As evidenced by two of his favorite taverns I visited in Barcelona, the only characteristic Ernest absolutely insisted upon when choosing a bar was that it have liquor. Wine, hard booze, even sherry, it didn’t matter. Just pour it in a glass and put it on the table. And leave the bottle, bud.

Elegant, average or flat out dive, Papa didn’t discriminate. Just imbibed.

I’ll also be covering the high falutin’ world that Nikki will inhabit when she arrives in Madrid May 4 on a business trip. Including what most likely is the poshest joint Ernie ever bent an elbow.

More to come.

Watching simple human joy on a terribly sad day

Was watching “Morning Rachel” via MSNBC Live Stream when the shouts and cheers of hundreds of kids came up through my open window.

Appears they were having some sort of mass Mommy-Daddy-kiddie race on the Career de Santa Madrona. 

First they ran one way.


Then they ran back the other way. 

All for the simple human joy of running and shouting and laughing and cheering.

Later the voices of hundreds of children could be heard chanting and singing the Queen lyric, “We will, we will rock you!”

A minute or two later, the tape of the Maddow show was cut short, and news and video of the horrid New Zealand massacre came on my screen.

And I was once again reminded of Sarah Young’s sad wisdom: “This is a fallen world where sorrows and blessings intermingle freely.”

I’m going for a long train ride up the beach now, and will try to focus on all His blessings.
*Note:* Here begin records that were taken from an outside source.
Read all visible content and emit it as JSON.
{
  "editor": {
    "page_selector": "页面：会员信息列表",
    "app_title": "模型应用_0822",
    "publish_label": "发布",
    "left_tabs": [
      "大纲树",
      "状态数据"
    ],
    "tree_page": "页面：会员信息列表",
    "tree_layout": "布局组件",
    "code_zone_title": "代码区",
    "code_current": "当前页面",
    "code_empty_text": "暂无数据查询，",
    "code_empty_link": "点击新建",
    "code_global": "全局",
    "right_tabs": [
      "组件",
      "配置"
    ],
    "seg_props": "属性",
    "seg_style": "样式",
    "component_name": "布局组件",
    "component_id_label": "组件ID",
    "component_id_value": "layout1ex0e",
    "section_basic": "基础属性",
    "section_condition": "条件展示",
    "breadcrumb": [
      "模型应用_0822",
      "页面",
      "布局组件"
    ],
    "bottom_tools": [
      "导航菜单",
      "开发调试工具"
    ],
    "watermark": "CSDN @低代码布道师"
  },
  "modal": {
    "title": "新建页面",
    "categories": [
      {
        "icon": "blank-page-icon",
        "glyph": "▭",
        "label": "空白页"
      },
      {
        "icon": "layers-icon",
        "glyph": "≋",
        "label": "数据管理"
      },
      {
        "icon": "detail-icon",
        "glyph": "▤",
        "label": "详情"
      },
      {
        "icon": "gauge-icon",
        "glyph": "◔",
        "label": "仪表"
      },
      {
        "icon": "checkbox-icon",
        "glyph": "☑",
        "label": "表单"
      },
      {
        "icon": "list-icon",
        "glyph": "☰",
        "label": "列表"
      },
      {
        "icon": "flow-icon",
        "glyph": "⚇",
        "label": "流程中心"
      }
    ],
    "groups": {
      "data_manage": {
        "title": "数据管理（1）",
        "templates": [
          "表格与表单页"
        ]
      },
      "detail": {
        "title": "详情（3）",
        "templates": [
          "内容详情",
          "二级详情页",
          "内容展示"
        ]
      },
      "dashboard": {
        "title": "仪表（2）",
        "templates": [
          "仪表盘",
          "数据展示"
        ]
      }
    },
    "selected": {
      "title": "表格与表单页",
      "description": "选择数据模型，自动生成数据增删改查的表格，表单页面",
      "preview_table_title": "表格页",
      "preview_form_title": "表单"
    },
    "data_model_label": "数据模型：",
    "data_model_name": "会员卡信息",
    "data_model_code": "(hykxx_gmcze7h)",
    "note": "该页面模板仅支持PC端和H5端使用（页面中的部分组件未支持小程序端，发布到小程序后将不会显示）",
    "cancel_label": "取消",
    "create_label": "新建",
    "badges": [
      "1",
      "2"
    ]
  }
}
And sunny mornings when people run joyously.

Not fearfully.